**Task to carry out:**
Set down the data that follows, exactly and completely.

**Exercise inputs:**
- Opening Delimiter -

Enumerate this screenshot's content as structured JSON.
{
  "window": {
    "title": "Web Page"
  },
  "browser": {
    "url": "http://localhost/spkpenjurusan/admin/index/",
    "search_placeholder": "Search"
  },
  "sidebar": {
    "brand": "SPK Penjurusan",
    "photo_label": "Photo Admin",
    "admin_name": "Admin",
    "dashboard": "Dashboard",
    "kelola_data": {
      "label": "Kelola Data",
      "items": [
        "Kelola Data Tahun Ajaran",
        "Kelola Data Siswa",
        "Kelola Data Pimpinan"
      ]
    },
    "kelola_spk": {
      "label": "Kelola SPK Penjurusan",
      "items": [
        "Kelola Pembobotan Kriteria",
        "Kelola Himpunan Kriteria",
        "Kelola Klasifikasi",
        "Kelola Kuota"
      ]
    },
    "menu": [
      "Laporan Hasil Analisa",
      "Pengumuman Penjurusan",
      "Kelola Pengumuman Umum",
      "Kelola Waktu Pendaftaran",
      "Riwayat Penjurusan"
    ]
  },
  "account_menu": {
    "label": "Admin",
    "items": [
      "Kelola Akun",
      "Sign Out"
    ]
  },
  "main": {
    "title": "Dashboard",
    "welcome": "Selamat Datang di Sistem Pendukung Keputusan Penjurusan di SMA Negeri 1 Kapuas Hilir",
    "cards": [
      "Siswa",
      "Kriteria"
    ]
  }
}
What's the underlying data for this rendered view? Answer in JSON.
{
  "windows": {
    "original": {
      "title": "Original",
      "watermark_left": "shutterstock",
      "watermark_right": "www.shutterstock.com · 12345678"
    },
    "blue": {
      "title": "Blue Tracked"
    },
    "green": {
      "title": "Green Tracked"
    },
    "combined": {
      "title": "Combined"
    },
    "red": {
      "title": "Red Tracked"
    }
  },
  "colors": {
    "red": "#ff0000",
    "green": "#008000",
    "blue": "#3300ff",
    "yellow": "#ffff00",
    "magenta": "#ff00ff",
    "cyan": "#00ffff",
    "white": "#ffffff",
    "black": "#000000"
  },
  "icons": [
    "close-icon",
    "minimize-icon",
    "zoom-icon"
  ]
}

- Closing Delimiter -

**Answer box:**
Enumerate this screenshot's content as structured JSON.
{
  "window": {
    "title": "Web Page"
  },
  "browser": {
    "url": "http://localhost/spkpenjurusan/admin/index/",
    "search_placeholder": "Search"
  },
  "sidebar": {
    "brand": "SPK Penjurusan",
    "photo_label": "Photo Admin",
    "admin_name": "Admin",
    "dashboard": "Dashboard",
    "kelola_data": {
      "label": "Kelola Data",
      "items": [
        "Kelola Data Tahun Ajaran",
        "Kelola Data Siswa",
        "Kelola Data Pimpinan"
      ]
    },
    "kelola_spk": {
      "label": "Kelola SPK Penjurusan",
      "items": [
        "Kelola Pembobotan Kriteria",
        "Kelola Himpunan Kriteria",
        "Kelola Klasifikasi",
        "Kelola Kuota"
      ]
    },
    "menu": [
      "Laporan Hasil Analisa",
      "Pengumuman Penjurusan",
      "Kelola Pengumuman Umum",
      "Kelola Waktu Pendaftaran",
      "Riwayat Penjurusan"
    ]
  },
  "account_menu": {
    "label": "Admin",
    "items": [
      "Kelola Akun",
      "Sign Out"
    ]
  },
  "main": {
    "title": "Dashboard",
    "welcome": "Selamat Datang di Sistem Pendukung Keputusan Penjurusan di SMA Negeri 1 Kapuas Hilir",
    "cards": [
      "Siswa",
      "Kriteria"
    ]
  }
}
What's the underlying data for this rendered view? Answer in JSON.
{
  "windows": {
    "original": {
      "title": "Original",
      "watermark_left": "shutterstock",
      "watermark_right": "www.shutterstock.com · 12345678"
    },
    "blue": {
      "title": "Blue Tracked"
    },
    "green": {
      "title": "Green Tracked"
    },
    "combined": {
      "title": "Combined"
    },
    "red": {
      "title": "Red Tracked"
    }
  },
  "colors": {
    "red": "#ff0000",
    "green": "#008000",
    "blue": "#3300ff",
    "yellow": "#ffff00",
    "magenta": "#ff00ff",
    "cyan": "#00ffff",
    "white": "#ffffff",
    "black": "#000000"
  },
  "icons": [
    "close-icon",
    "minimize-icon",
    "zoom-icon"
  ]
}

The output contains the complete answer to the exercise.